We stopped in Powell, WY to visit with some of Lisa’s family. We enjoyed a wonderful dinner with Connie and Freddy and other family members before leaving for our first overnight stay in Cody, WY. The next morning it was on to Yellowstone.

Front brakes done

When I pulled the left front wheel to get access to the ABC accumulator and windshield washer pump, I was very surprised that the shop didn’t call out the front brakes. The rotor is worn significantly, and the pads looked like they had as little or less material than the rear brakes had (more on that later). I decided to go ahead and replace them — we’re launching on a week long road trip soon, planning to cover somewhere between 2 and 3 thousand miles, and I don’t want to have to worry about the brakes — or anything else, really.

A local Advance Auto Parts had the Akebono Euro pads I wanted to use to keep the front and rear pads the same. While they don’t carry Brembo rotors, I’m not as set on using those. The factory rotors are fine, as are (I’m sure) most others. With a nice little 20% off coupon code they emailed me, the total cost for pads and rotors was $167.75. I can re-use the wear sensor, since it hasn’t hit the rotor.

When I pulled the front pads, I found that they actually weren’t worn as much as I thought. Apparently the last time the brakes were serviced (at a Mercedes-Benz dealer, by the way) only the pads were replaced. I say that because the rotors had a good 3/32 or more wear, and the ridge around the outer edge of the rotor was overhanging the pad and made it look like they were much more worn than they looked. But, now we have nice new rotors and ceramic Akebono pads that will hopefully not turn the front of the car black with brake dust.

Suspension Done

One of the more expensive items on the shop estimate for the Mercedes was the suspension. The quote included replacing the front and rear accumulators and the pulsation damper as well as the pump. Finding no real evidence that the pump is actually leaking, I decided to defer that and replace the damper and accumulators.

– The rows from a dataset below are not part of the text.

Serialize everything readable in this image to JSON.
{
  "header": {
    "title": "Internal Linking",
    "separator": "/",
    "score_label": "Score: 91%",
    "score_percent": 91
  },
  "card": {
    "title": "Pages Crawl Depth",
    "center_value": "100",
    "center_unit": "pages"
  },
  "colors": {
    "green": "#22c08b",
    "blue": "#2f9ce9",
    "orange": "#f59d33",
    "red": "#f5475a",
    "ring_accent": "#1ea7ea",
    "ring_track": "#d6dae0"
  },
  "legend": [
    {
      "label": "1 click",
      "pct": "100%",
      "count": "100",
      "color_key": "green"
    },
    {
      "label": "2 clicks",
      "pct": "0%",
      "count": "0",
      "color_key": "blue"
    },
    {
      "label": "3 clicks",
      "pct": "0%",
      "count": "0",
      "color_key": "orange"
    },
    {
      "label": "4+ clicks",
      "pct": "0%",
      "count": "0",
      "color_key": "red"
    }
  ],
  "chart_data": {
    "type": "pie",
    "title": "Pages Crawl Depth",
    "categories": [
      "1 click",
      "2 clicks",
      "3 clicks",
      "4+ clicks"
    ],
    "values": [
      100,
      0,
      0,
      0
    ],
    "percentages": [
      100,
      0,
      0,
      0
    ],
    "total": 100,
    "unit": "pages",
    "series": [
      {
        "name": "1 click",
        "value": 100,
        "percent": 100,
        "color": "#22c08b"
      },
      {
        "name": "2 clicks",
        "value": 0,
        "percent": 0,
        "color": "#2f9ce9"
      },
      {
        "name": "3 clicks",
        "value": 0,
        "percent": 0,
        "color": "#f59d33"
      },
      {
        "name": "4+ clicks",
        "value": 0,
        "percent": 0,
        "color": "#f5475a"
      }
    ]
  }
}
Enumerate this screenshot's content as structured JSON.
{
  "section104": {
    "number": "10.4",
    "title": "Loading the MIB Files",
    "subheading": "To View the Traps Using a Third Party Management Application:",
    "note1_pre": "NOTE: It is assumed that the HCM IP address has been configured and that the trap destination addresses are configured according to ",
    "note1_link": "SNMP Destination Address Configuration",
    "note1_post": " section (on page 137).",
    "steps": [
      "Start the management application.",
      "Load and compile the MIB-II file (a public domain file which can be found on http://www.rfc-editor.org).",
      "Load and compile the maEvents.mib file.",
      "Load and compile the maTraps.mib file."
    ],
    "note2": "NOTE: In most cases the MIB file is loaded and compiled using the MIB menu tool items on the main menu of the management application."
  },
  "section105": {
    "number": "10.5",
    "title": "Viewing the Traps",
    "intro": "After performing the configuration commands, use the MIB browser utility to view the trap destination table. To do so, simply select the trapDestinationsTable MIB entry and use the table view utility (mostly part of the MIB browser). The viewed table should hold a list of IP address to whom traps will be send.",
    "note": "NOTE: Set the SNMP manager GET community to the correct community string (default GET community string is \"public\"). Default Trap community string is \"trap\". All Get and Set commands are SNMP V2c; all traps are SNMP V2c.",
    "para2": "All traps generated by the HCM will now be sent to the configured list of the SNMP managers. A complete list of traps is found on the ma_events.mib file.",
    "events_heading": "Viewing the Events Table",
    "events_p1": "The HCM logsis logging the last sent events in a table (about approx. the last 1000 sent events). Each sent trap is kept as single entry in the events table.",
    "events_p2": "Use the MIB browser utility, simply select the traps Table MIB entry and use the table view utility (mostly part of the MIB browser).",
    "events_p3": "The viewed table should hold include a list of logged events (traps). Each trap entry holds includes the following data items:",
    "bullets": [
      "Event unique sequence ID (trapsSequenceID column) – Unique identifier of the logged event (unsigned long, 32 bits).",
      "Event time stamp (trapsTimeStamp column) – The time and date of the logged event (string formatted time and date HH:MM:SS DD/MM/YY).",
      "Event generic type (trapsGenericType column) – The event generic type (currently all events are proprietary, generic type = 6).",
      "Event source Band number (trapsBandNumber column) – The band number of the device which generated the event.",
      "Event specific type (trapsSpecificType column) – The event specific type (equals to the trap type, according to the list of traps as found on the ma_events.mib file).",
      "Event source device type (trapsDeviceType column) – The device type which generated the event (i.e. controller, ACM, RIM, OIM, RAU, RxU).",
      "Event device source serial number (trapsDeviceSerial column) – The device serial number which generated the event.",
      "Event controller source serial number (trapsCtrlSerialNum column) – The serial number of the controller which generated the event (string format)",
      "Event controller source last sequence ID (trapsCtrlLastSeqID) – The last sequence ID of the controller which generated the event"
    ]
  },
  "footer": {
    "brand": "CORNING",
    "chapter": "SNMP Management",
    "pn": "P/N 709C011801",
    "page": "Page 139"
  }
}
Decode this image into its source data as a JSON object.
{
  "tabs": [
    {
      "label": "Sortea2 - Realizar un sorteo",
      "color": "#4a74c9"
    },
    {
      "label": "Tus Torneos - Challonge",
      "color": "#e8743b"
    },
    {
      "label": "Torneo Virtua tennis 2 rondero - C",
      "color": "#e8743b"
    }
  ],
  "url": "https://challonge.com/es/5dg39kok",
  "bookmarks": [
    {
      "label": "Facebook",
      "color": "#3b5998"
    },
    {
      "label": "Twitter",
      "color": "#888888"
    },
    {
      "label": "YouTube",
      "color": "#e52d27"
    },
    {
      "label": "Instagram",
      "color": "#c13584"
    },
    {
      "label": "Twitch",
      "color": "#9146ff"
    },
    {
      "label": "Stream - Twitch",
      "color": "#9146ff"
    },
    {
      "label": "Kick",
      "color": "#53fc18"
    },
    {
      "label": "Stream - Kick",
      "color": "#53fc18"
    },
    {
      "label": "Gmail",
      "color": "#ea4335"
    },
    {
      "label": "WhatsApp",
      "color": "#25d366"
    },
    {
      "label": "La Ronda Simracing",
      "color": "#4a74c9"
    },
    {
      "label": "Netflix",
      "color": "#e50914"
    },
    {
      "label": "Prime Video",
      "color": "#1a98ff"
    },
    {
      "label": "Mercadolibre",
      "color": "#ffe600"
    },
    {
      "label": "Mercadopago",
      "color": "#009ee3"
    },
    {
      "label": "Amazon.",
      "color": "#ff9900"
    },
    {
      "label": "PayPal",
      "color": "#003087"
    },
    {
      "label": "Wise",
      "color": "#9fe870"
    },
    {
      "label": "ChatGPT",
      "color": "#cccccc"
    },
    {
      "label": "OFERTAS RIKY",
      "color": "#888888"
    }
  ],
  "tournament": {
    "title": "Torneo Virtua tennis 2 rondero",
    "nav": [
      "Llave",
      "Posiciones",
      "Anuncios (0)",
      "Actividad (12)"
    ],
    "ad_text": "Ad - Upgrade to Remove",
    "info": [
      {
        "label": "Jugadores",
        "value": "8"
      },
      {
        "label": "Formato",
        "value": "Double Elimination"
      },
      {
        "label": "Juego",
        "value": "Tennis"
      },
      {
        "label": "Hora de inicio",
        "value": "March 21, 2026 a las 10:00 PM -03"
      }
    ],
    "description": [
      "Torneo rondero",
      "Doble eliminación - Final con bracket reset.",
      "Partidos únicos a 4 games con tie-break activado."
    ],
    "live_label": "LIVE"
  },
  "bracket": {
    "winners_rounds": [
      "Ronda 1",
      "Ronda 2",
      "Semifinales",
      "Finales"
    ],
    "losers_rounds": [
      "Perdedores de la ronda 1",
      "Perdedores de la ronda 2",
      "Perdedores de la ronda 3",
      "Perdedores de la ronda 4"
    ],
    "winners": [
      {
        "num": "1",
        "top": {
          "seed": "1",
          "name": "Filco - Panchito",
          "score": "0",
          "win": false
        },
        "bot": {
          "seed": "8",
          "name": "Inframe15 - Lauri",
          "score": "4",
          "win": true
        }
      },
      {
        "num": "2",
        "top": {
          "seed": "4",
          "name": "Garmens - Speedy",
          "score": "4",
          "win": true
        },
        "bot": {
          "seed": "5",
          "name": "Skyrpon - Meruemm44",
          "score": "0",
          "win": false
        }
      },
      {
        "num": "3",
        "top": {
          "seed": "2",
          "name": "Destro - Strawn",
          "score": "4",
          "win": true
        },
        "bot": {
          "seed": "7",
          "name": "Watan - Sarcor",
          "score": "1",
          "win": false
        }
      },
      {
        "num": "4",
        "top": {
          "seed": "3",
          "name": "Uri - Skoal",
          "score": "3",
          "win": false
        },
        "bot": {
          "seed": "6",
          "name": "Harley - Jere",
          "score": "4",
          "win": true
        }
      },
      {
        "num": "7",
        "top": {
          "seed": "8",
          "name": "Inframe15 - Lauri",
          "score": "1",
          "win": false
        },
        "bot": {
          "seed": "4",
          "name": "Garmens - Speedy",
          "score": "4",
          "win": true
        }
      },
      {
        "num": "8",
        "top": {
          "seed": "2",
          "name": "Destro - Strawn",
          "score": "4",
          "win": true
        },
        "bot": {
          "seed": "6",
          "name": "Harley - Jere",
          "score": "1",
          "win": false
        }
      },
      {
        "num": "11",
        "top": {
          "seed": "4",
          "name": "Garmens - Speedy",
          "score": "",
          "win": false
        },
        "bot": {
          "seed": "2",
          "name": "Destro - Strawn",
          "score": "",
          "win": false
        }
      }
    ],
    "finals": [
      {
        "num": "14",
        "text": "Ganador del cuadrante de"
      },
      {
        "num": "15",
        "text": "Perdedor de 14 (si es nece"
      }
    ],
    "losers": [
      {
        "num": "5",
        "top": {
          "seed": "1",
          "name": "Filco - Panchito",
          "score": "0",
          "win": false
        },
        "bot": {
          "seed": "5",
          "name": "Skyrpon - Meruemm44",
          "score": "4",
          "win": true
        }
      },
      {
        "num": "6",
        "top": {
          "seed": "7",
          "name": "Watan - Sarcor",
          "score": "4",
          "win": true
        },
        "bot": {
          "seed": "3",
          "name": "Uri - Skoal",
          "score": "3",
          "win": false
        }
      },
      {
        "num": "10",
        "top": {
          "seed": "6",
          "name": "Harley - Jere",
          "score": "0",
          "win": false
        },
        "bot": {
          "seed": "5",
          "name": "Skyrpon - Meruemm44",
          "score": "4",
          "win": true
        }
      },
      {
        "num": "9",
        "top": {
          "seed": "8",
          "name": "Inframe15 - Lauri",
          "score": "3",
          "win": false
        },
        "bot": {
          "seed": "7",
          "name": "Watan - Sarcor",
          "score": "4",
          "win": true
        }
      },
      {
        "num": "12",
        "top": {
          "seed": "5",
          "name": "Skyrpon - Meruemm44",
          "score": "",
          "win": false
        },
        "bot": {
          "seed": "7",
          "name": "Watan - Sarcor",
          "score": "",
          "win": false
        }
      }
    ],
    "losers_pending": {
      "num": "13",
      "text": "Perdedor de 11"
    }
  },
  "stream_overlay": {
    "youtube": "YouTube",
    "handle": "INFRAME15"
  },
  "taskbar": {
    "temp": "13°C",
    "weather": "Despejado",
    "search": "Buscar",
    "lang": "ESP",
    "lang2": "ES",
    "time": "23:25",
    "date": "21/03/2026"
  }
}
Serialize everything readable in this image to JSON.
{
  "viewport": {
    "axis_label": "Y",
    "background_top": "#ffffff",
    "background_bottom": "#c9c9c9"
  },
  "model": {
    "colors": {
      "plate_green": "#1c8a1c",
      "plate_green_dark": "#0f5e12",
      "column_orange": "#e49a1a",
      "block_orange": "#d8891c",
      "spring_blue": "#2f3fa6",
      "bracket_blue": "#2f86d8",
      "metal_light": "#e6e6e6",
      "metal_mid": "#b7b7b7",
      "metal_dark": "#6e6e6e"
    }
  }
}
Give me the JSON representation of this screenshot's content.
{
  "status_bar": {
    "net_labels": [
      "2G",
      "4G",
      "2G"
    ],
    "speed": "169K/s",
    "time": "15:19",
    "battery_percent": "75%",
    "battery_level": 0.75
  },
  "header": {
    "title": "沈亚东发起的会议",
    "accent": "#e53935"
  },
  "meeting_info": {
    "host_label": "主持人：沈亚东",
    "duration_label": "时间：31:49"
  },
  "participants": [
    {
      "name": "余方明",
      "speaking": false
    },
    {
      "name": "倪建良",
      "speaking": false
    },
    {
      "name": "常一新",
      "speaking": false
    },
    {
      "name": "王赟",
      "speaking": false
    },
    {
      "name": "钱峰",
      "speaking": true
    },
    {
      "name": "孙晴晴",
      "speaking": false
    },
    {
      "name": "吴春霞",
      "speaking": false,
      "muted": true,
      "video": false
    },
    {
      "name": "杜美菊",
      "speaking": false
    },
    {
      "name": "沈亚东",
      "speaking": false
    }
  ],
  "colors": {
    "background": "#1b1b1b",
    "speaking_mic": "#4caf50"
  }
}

I bought the new accumulators from FCP Euro for about $175 less than the shop quoted. The new damper came from M-B of Laredo at a $100 savings. The real heavy hitter was the pump; they quoted $1628, and I can buy it new from a dealer for $1106. There are rebuilt units out there for about half that, but I won’t criticize the shop for not wanting to use them. Given my experience with rebuilt mechanical parts, I wouldn’t use them either.

Shop quote: $3,612.72
Parts: $517.00 (after core charge for the damper, and including fluid)
Service bay: $200.00
Total cost: $717.00
Total savings: $2,913.72

To be fair, I’ll even knock the cost of the pump that I elected not to replace and a couple of hours shop labor off their quote. That brings it down to a $1073 savings. Not bad for four hours of work. But that’s just for now; I’m sure I’ll be replacing that pump at some point. Mine is seeping oil, though I believe it’s power steering fluid and not ABS fluid. But, it’s not urgent yet. I’ll put that down as deferred maintenance for the time being.